Market Commentary March 2022

March 2022
Markets rallied in March, with the S&P 500 and major indices posting positive monthly returns for the first time since the start of 2022. A “behind the scenes” look at the month revealed a choppier path to reach those gains, as investors juggle Russia’s ongoing invasion of Ukraine, inflation and rising interest rates.
The current conflict between Russia and Ukraine has severely strained U.S.-Russia relations and could escalate to a larger European conflict. The U.S. and its European allies have imposed a widening array of economic sanctions on Russia. Economic penalties and export controls have been the main tools of retaliation for the West after President Biden and NATO agreed not to send troops to defend Ukraine.     Global supply chain disruptions caused by the pandemic and Putin’s invasion of Ukraine, are turning U.S. companies toward local manufacturing, multiple supply chains, and to holding extra inventories to reduce business risks.

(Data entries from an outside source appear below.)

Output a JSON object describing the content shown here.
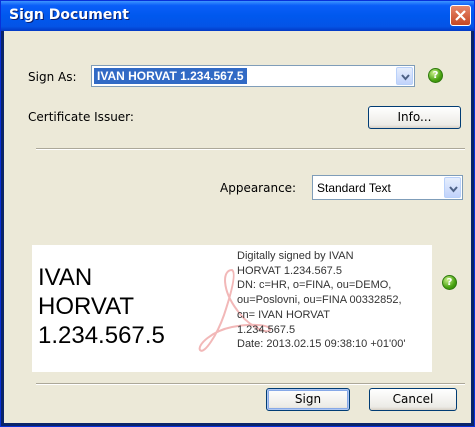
{
  "window": {
    "title": "Sign Document"
  },
  "sign_as": {
    "label": "Sign As:",
    "selected": "IVAN HORVAT 1.234.567.5"
  },
  "certificate_issuer": {
    "label": "Certificate Issuer:",
    "info_button": "Info..."
  },
  "appearance": {
    "label": "Appearance:",
    "selected": "Standard Text"
  },
  "preview": {
    "name_lines": [
      "IVAN",
      "HORVAT",
      "1.234.567.5"
    ],
    "detail_lines": [
      "Digitally signed by IVAN",
      "HORVAT 1.234.567.5",
      "DN: c=HR, o=FINA, ou=DEMO,",
      "ou=Poslovni, ou=FINA 00332852,",
      "cn= IVAN HORVAT",
      "1.234.567.5",
      "Date: 2013.02.15 09:38:10 +01'00'"
    ]
  },
  "buttons": {
    "sign": "Sign",
    "cancel": "Cancel"
  },
  "colors": {
    "titlebar": "#0058ee",
    "selection": "#316ac5",
    "dialog_bg": "#ece9d8",
    "help": "#4aa312"
  },
  "icons": {
    "help": "help-icon",
    "close": "close-icon",
    "dropdown": "chevron-down-icon"
  }
}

In an effort to combat inflation, the Fed raised interest rates for the first time since 2018. Fed officials signaled that they expect to lift the federal-funds rate to nearly 2% by the end of the year – an aggressive pace that would require several more increases by year’s end. Fed Chairman, Jerome Powell, noted that the committee is aware of the need to return the economy to price stability. As mentioned last month, the probability of a “stagflationary” outcome in the U.S. has likely risen.  Historically, inflation at current levels was followed by a U.S. recession.  During recent congressional testimony, Fed chair Powell said, “Soft landings have been relatively common in U.S. monetary history, e.g., 1967, 1984, 1994 and 1998.”

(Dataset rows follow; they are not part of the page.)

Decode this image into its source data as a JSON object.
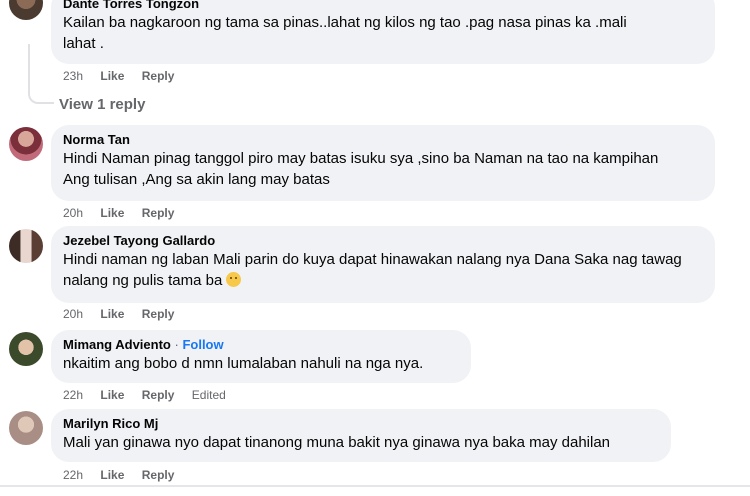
{
  "comments": [
    {
      "author": "Dante Torres Tongzon",
      "text": "Kailan ba nagkaroon ng tama sa pinas..lahat ng kilos ng tao .pag nasa pinas ka .mali lahat .",
      "time": "23h",
      "like": "Like",
      "reply": "Reply",
      "view_replies": "View 1 reply"
    },
    {
      "author": "Norma Tan",
      "text": "Hindi Naman pinag tanggol piro may batas isuku sya ,sino ba Naman na tao na kampihan Ang tulisan ,Ang sa akin lang may batas",
      "time": "20h",
      "like": "Like",
      "reply": "Reply"
    },
    {
      "author": "Jezebel Tayong Gallardo",
      "text": "Hindi naman ng laban Mali parin do kuya dapat hinawakan nalang nya Dana Saka nag tawag nalang ng pulis tama ba",
      "emoji": "sad-face-emoji",
      "time": "20h",
      "like": "Like",
      "reply": "Reply"
    },
    {
      "author": "Mimang Adviento",
      "follow": "Follow",
      "separator": "·",
      "text": "nkaitim ang bobo d nmn lumalaban nahuli na nga nya.",
      "time": "22h",
      "like": "Like",
      "reply": "Reply",
      "edited": "Edited"
    },
    {
      "author": "Marilyn Rico Mj",
      "text": "Mali yan ginawa nyo dapat tinanong muna bakit nya ginawa nya baka may dahilan",
      "time": "22h",
      "like": "Like",
      "reply": "Reply"
    }
  ],
  "colors": {
    "bubble": "#f0f2f5",
    "meta": "#65676b",
    "follow": "#1877f2"
  }
}
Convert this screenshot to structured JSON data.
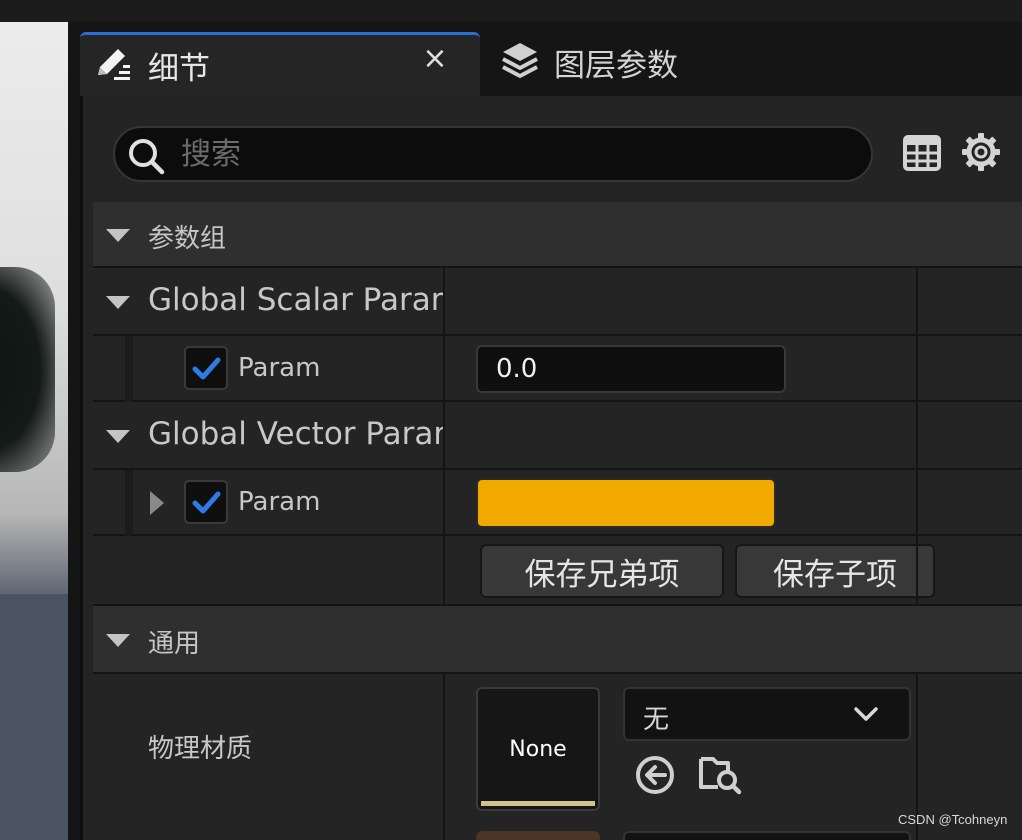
{
  "tabs": [
    {
      "label": "细节",
      "icon": "edit-details-icon",
      "active": true
    },
    {
      "label": "图层参数",
      "icon": "layers-icon",
      "active": false
    }
  ],
  "tab_close": "×",
  "search": {
    "placeholder": "搜索",
    "value": ""
  },
  "toolbar": {
    "table_icon": "table-view-icon",
    "settings_icon": "gear-icon"
  },
  "sections": {
    "params_group": "参数组",
    "scalar_group": "Global Scalar Param",
    "scalar_param": {
      "label": "Param",
      "checked": true,
      "value": "0.0"
    },
    "vector_group": "Global Vector Param",
    "vector_param": {
      "label": "Param",
      "checked": true,
      "color": "#f2a900"
    },
    "save_sibling": "保存兄弟项",
    "save_child": "保存子项",
    "general": "通用",
    "phys_material": {
      "label": "物理材质",
      "thumb": "None",
      "dropdown": "无"
    }
  },
  "colors": {
    "accent": "#2b6fd6",
    "check": "#2f7be6",
    "vector_color": "#f2a900"
  },
  "watermark": "CSDN @Tcohneyn"
}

M&A activity remained robust in the first quarter of 2022, totaling $1.0 trillion globally, the seventh consecutive quarter that M&A exceeded $1 trillion. Technology was the most active sector, accounting for 25% of all deal activity, for a total of $259 billion. Financials and Real Estate followed, accounting for 13% and 12% of deal activity, respectively. Following years of record fundraising, private equity remained very active, announcing $291 billion of acquisitions, an increase of 18% compared to 2021 and accounted for 29% of M&A. The U.S. remained the preferred venue for dealmaking accounting for 51% of deal activity and totaling $521 billion, although that was a decline of 19% compared to 2021. Large deals were in vogue in the first quarter as deals like Activision Blizzard’s $67 billion acquisition by Microsoft and Allegheny Corp.’s $14 billion acquisition by Berkshire Hathaway propelled deals greater than $10 billion to $254 billion, an increase of 46% compared to 2021.
Lastly, in the world of convertible securities, volatility, war in Ukraine, inflation, and interest rates combined to weigh on the market. While convertibles remained less volatile than their underlying equities, the convertible market was still negatively impacted by these three major factors that led to investor redemptions, contracting growth multiples, and increasing credit spreads. With general uncertainty, convertible issuance slowed significantly. Conversion premiums have expanded, but there is still great opportunity in the market, and we have some reasons for optimism as the market started to find some footing at the end of March.